On Wednesday, former Destiny’s Child member and solo artist Kelly Rowland released “Dirty Laundry,” a highly emotional, personal, and startlingly blunt song about her career and personal life. Production-wise, “Dirty Laundry” is as clear and straightforward as the lyrics. Structured with steady, yet ominous piano chords and a static drumbeat, “Dirty Laundry” plays like some of the best confessional r&b songs. Rowland sings:
Started to call them people on him/I was battered/He hit the window like it was me/Until it shattered/He pulled me out and said ‘Don’t nobody love you but me/Not your mama not your daddy and especially not B’
In the song, Rowland talks about her feelings in the industry and a violent relationship with an ex, but her situation is applicable and relevant to the circumstances of her listeners. According to a study from the U.S. Department of Justice in a compilation of statistics from the American Bar Association’s Commission of Domestic Violence, “Black females experienced intimate partner violence at a rate 35% higher than that of white females, and about 22 times the rate of women of other races.” As a singer in the r&b genre with audiences largely both black and female, Rowland’s release can act as a call for action and a means of shedding light on an issue that still receives little attention.” —Britt Julious calls Kelly Rowland’s “Dirty Laundry” one of the most important songs of 2013.
For his talent, for his courage, for the breadth of his vision, and for a worldview that refuses to be bludgeoned into nihilism, Chance is a thousand times the artist Keef is… though venturing to say so will no doubt stir up this critic’s critics, the wisenheimers who maintain that I don’t know sh*t about hip-hop because I prefer mine free of hate and clichéd posing. Witness this recent Tweet:
“Everyone, enjoy listening to this Chance the Rapper tape, now, while you can, before @JimDeRogatis’s cosign makes liking it impossible”
Gee, it sure would have been nice to pan this disc, if only to prove my friend above wrong. But I can’t do it. Acid Rap is a masterpiece, and it’s your loss if you let me keep you from allowing it to enrich your life.” —Jim DeRogatis on Chance The Rapper’s newest mixtape Acid Rap.
What I hear is anger, disgust, and contempt for much of the modern condition, and here, I have my specific gripes, you have yours, and Savages have theirs (including that stuff about cell phones). But I also hear optimism—in the form of the power of uncompromising sounds to make a world of crap more bearable, and via the belief that refusing to treat people as idiots will be rewarded, at least via a connection with those people who are not idiots.
Which is to say, if you listen to this music and don’t feel something, I doubt that you’re really alive. And I don’t think I care to know you.” —Jim DeRogatis on Savages debut album Silence Yourself
Next Saturday the musical rediscovery label will set up a temporary store in the beloved Logan Square art space in observance of Record Store Day. In a press release the label said, “Last year’s event was a massive success, but also a massive headache—we’re hoping this cozier space leads to a more enjoyable experience for both Numero and our customers.
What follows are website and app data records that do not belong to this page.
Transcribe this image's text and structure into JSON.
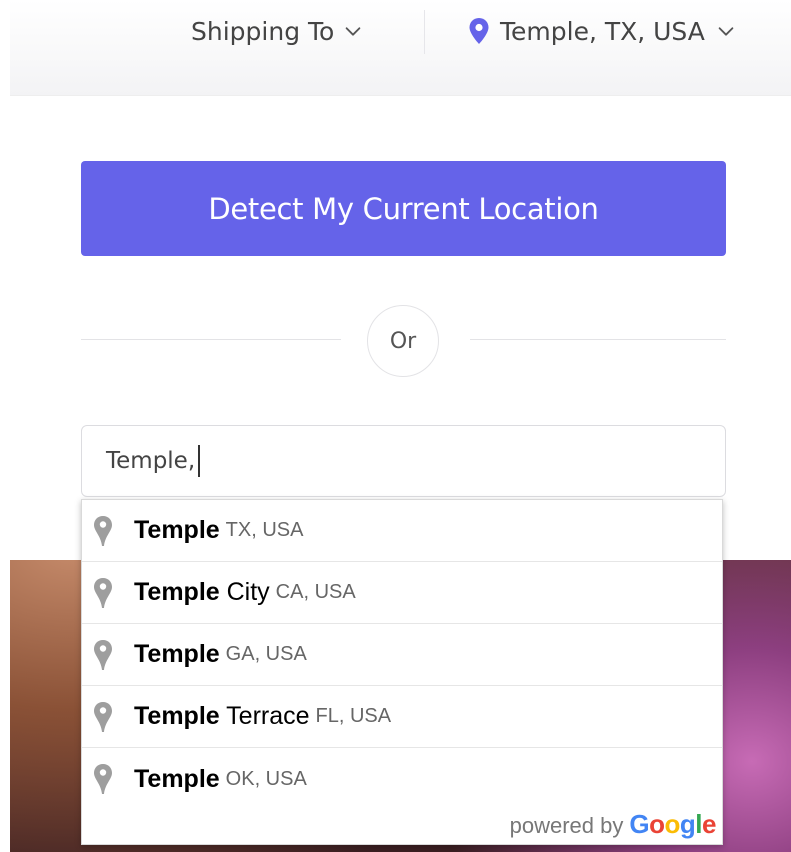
{
  "header": {
    "shipping_label": "Shipping To",
    "location_label": "Temple, TX, USA",
    "location_icon": "map-pin-icon",
    "chevron_icon": "chevron-down-icon",
    "accent_color": "#6563e9"
  },
  "panel": {
    "detect_button_label": "Detect My Current Location",
    "or_label": "Or",
    "search_value": "Temple,"
  },
  "suggestions": [
    {
      "match": "Temple",
      "rest": "",
      "secondary": "TX, USA"
    },
    {
      "match": "Temple",
      "rest": " City",
      "secondary": "CA, USA"
    },
    {
      "match": "Temple",
      "rest": "",
      "secondary": "GA, USA"
    },
    {
      "match": "Temple",
      "rest": " Terrace",
      "secondary": "FL, USA"
    },
    {
      "match": "Temple",
      "rest": "",
      "secondary": "OK, USA"
    }
  ],
  "attribution": {
    "powered_by": "powered by",
    "brand": "Google"
  }
}
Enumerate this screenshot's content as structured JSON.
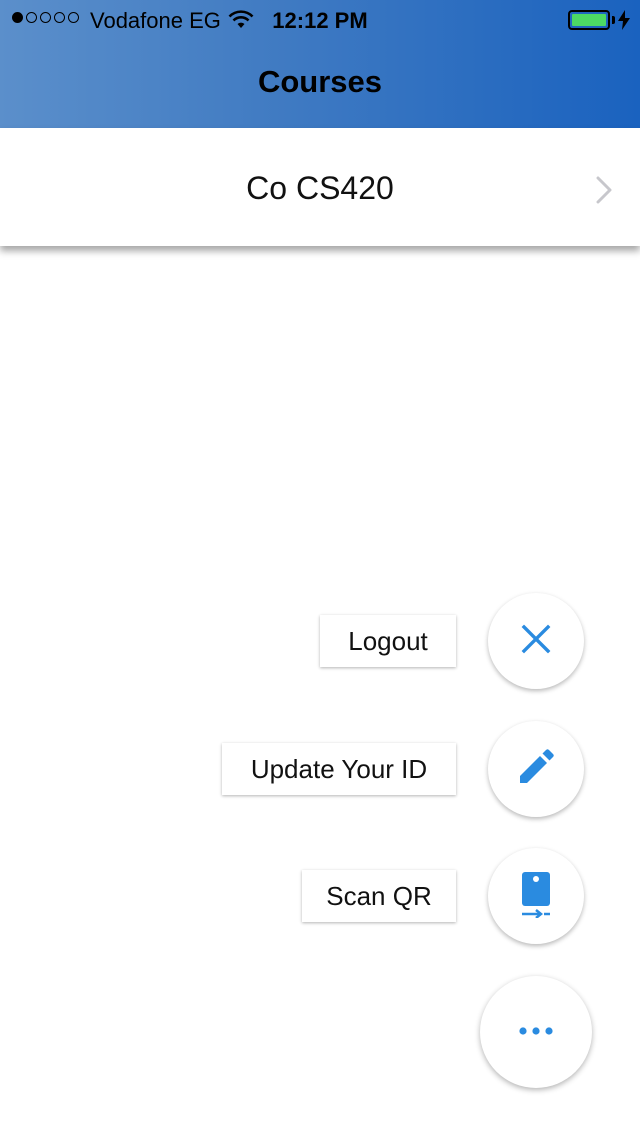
{
  "status_bar": {
    "carrier": "Vodafone EG",
    "time": "12:12 PM",
    "signal_bars_filled": 1,
    "signal_bars_total": 5,
    "battery_color": "#4cd964"
  },
  "header": {
    "title": "Courses",
    "gradient_start": "#5b8fcb",
    "gradient_end": "#1a62bf"
  },
  "courses": [
    {
      "label": "Co CS420"
    }
  ],
  "fab_menu": {
    "accent_color": "#2a8be0",
    "items": [
      {
        "label": "Logout",
        "icon": "close-icon"
      },
      {
        "label": "Update Your ID",
        "icon": "pencil-icon"
      },
      {
        "label": "Scan QR",
        "icon": "scan-device-icon"
      }
    ],
    "main_icon": "more-horizontal-icon"
  }
}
We’ll have every Numero record that is currently in print, plus the following “exclusive” Record Store Day items:
NUM704 Husker Du: Amusement 2x7”
NUM201.5 Codeine: What About The Lonely? CD/LP
NUM025.5 24-Carat Black: Acetate picture disc 10” “
Details: 2579 N. Milwaukee Ave. Chicago, IL 60647
April 20, 2013
9 am to 5 pm